Input records:

*-*-*

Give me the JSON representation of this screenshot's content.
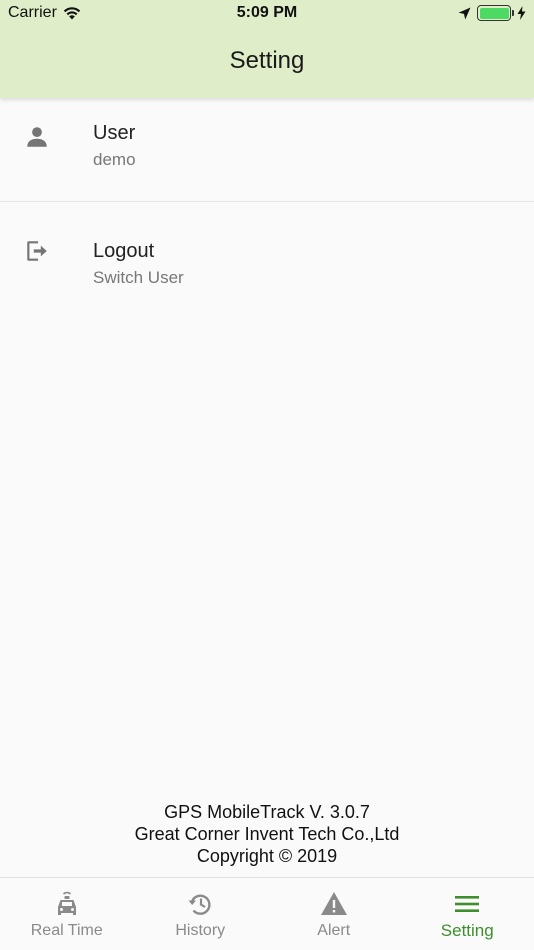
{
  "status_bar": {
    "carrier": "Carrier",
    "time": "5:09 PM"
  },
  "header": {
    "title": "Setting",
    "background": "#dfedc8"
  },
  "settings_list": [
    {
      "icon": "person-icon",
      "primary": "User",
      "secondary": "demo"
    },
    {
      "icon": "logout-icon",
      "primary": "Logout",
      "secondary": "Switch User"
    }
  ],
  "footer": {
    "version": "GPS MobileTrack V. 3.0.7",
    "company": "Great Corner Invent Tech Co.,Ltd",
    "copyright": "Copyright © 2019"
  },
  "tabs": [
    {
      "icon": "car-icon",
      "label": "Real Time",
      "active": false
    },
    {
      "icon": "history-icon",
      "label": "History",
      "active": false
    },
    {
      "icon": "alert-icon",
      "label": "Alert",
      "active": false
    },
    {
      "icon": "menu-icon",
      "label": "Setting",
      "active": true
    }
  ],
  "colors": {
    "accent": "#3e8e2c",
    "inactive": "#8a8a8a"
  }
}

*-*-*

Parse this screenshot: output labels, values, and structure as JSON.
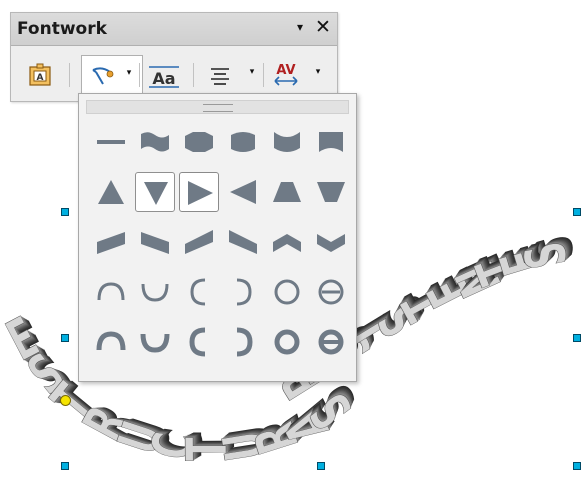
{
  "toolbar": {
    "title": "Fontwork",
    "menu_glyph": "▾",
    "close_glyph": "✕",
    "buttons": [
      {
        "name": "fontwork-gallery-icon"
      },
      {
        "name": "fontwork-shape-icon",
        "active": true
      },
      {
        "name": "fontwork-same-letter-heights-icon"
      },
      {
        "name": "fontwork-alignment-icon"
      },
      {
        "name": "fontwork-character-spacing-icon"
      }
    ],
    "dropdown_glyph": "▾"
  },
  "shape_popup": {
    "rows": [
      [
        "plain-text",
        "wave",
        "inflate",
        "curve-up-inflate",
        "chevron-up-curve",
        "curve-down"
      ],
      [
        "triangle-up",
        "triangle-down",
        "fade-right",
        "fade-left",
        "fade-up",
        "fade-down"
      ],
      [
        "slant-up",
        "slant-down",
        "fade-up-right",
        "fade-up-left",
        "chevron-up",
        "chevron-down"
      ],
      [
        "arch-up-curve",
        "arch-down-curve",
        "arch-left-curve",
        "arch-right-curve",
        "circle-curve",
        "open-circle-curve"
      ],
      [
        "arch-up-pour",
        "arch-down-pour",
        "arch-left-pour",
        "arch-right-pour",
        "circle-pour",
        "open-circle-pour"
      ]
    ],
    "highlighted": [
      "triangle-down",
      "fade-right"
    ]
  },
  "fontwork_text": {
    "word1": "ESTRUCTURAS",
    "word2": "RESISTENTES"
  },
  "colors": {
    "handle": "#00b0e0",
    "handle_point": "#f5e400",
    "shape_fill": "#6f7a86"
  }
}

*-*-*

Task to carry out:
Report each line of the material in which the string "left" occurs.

Completed task:
        "fade-left",
        "fade-up-left",
        "arch-left-curve",
        "arch-left-pour",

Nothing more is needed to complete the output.